There is a spot along the Peel River just south of Fort McPherson, NWT, where history is alive. Today, many Teetl’it Gwich’in elders live at a place commonly called Eight Miles because of its proximity to McPherson. There are cabins on both sides of the river, and shacks for smoking fish. People live off the land, as their ancestors did, while staying a comfortable distance from town. It’s been a peaceful, steadily growing fishing village for over 100 years. But the history is not all above ground. Buried arrowheads and oral tradition belie the idyllic setting, because Nataiinlaii—as it’s called in Gwich’in, meaning “water flowing out from all directions”—has been the site of much violence and bloodshed.
Not too long before the first shacks went up, this site was a buffer area between the Gwich’in, who hunted in the mountains in the winter and fished along the Peel in the summer, and their Inuvialuit neighbours, the Siglit, who lived along the Arctic coast and pulled their food from the sea. For a long time, if either of them entered the 130 square kilometres of No Man’s Land, they were likely to violently raid the offender’s territory.
“It was said that there was a wide sandbar at the mouth of Nataiinlaii in those days,” said Eunice Mitchell in a story recorded as part of the Teetl’it Gwich’in Place Names Project in 2001. Her grandmother had told it to her. “The Gwich’in people would send one of the men down the creek to the river to check if the Eneekaii [Siglit] were coming ... They sent one man down the creek. He landed on the way, pulled his canoe up on to the shore and hid it away in the bushes. He sat and watched for a while and saw two Eneekaii men paddling up the creek. After they passed by, he walked over the hill to the riverbank and looked out. From the hill looking over the river he could see that there were many round houses on the sandbar and that there was a large group of Eneekaii there. They came to have war with the Gwich’in people.”
"Every spring, right after break-up, thousands of Eskimos would paddle their kayaks from the area of [Tuktoyaktuk] all the way down to here. They would start war. The Indians, of course, were always ready.”

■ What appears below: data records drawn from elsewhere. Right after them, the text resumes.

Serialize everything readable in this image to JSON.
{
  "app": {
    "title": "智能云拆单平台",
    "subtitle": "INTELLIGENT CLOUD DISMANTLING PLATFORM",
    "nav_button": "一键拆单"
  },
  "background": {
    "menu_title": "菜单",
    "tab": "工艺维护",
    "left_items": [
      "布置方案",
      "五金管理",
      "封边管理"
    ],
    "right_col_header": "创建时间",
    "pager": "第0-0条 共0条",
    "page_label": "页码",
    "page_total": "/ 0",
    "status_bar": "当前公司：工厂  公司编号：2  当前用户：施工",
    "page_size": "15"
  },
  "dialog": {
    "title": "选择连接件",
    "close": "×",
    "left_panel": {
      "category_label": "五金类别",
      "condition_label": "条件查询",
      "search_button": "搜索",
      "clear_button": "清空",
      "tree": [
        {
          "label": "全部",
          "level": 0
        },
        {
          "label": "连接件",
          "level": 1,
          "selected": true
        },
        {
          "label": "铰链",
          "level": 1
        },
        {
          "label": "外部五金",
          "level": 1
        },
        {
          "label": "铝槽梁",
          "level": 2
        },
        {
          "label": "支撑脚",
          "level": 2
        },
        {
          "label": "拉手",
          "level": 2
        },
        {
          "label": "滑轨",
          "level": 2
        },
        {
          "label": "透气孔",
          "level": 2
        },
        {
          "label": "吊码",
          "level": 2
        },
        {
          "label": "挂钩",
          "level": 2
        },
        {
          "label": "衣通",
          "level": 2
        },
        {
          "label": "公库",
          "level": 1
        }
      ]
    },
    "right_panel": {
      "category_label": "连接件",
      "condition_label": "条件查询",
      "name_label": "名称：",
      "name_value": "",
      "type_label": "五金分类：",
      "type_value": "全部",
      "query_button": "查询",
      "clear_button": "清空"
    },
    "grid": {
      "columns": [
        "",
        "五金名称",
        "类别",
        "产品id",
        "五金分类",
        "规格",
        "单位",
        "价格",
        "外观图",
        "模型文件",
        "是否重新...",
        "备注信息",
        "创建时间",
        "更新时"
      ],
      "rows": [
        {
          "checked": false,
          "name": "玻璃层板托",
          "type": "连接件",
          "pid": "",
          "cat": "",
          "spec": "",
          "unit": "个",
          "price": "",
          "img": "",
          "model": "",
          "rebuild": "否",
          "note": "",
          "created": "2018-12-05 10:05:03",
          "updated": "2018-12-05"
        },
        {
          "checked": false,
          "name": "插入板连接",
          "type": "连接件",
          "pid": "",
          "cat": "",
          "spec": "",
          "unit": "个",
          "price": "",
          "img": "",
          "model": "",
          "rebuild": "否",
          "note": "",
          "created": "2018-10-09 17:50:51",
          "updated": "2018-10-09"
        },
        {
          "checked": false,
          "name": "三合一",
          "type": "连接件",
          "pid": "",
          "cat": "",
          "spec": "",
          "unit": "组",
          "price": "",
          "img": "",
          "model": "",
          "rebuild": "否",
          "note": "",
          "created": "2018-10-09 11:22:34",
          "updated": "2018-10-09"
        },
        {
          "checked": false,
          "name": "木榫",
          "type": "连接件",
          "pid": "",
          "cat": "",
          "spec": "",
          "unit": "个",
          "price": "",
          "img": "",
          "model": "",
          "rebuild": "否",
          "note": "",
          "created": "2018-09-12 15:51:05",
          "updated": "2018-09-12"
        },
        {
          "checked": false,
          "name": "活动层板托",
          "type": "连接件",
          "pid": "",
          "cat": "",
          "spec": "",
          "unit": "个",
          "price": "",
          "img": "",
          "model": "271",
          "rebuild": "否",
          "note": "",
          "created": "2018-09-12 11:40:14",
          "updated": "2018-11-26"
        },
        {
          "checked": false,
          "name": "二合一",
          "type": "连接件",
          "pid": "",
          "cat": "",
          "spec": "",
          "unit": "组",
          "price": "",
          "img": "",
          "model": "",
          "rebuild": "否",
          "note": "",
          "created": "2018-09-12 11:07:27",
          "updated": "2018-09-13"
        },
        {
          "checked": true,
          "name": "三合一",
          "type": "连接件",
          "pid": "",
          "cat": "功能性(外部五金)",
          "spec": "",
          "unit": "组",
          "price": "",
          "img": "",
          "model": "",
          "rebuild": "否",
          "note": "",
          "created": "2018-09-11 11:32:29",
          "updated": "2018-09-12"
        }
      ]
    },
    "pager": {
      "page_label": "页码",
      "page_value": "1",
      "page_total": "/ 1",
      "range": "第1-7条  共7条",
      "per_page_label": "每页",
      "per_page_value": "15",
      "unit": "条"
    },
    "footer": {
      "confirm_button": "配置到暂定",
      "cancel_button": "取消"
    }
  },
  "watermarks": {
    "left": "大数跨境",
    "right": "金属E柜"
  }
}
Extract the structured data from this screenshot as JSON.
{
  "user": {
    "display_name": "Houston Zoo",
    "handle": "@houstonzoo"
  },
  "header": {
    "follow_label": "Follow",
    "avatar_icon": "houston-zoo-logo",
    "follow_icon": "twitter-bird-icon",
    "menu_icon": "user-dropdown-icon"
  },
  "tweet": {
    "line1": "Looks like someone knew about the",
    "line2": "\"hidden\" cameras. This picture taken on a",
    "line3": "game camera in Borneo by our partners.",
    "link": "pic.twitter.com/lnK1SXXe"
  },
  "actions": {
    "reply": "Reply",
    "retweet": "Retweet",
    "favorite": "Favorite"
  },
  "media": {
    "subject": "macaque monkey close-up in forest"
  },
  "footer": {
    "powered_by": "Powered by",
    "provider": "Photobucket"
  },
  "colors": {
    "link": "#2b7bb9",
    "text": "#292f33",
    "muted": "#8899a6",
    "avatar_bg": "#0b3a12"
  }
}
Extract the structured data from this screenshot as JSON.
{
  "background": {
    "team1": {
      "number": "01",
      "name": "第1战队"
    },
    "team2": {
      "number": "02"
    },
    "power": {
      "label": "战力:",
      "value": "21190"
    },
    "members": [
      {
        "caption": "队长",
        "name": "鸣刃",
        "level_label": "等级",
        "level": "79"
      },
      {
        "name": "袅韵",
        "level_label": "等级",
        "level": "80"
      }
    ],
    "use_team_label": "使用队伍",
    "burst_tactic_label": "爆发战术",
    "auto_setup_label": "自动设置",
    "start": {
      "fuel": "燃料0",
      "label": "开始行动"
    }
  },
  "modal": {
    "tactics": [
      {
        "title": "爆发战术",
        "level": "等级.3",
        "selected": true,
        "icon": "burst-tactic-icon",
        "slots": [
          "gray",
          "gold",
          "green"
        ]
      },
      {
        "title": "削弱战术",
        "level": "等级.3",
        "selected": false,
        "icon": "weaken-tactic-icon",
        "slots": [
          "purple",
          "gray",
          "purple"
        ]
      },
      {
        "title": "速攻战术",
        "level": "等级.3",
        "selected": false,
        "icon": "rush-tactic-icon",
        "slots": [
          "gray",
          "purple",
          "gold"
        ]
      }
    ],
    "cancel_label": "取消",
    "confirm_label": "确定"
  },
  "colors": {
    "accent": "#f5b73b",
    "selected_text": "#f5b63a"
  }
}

Her story goes on to tell of the battle. The Gwich’in men went to the Siglit camp and one man, Dzhiivah’inh’ (after whom a road in Fort McPherson is named) drew first blood in a massacre of the camp. His pregnant wife had been murdered in a previous battle, and her murderers had held his unborn child up at him, taunting him. They left alive two of the Siglit, who paddled away back to their people in tears at the blood that was shed.
And so went many of the battles, according to oral tradition among the Gwich’in: the Gwich’in would ambush the Siglit and send a few survivors back to tell the tale, though there are also stories of the Siglit successfully ambushing the Gwich’in. “Every spring, right after break-up, thousands of Eskimos would paddle their kayaks from the area of [Tuktoyaktuk] all the way down to here,” says Lucy Vaneltsi in a story recorded as part of the Committee for Original Peoples Entitlement collection. “They would start war. The Indians, of course, were always ready.”
There are various stories among the Gwich’in for how the conflict between the two peoples began, and some hint at an intimate relationship between the peoples beforehand that was ruined by “a contest of hunting magic between a [Gwich’in] and his Eskimo trading-partner,” “the defrauding of an Eskimo in trade by a [Gwich’in]” or “the ravishing of a [Gwich’in] girl by an Eskimo” wrote anthropologist Richard Slobodin in a 1962 study.
In 1840, the Hudson’s Bay Company set up a trading post in the middle of this zone, at Fort McPherson, hoping to trade with both the Siglit and Gwich’in. The post recorded seven major battles between the peoples over the next 16 years. But then the tensions began to ease: the Gwich’in population underwent terrible losses from epidemic diseases, the trade of muskrat furs with the HBC became an important facet of life for both peoples, and Christian missionaries arrived. Mitchell said her story of the battle led by Dzhiivah’inh’ took place in the last war between the Gwich’in and the Siglit.
Mitchell attributed the cessation of hostilities to the missionaries. “The ministers came and taught our people about God and everything was peaceful and there were no more wars.” Vaneltsi says the Gwich’in and the Siglit agreed there would be no more fighting after a devastating ambush of a Siglit campsite. Anthropologist Shepard Krech credits the muskrat trade with helping pacify relations. Whatever the reason, two peoples who warred viciously against each other just 200 years ago now live amongst each other. It is recorded that after World War One, the Gwich’in and Siglit were camping together at Fort McPherson in the summers. “In the early days the Eneekaii and Indians didn’t like each other,” said Mitchell. “Today I have an Eneekaii son-in-law.”
Nataiinlaii, now a territorial historic site, has changed from a place of war to one of peace, where smoke billows lazily from fish shacks as elders live quiet lives away from the hustle and bustle of townlife.
Many thanks to Ingrid Kritsch and the Gwich’in Social and Cultural Institute for collecting and sharing their historical research with Up Here.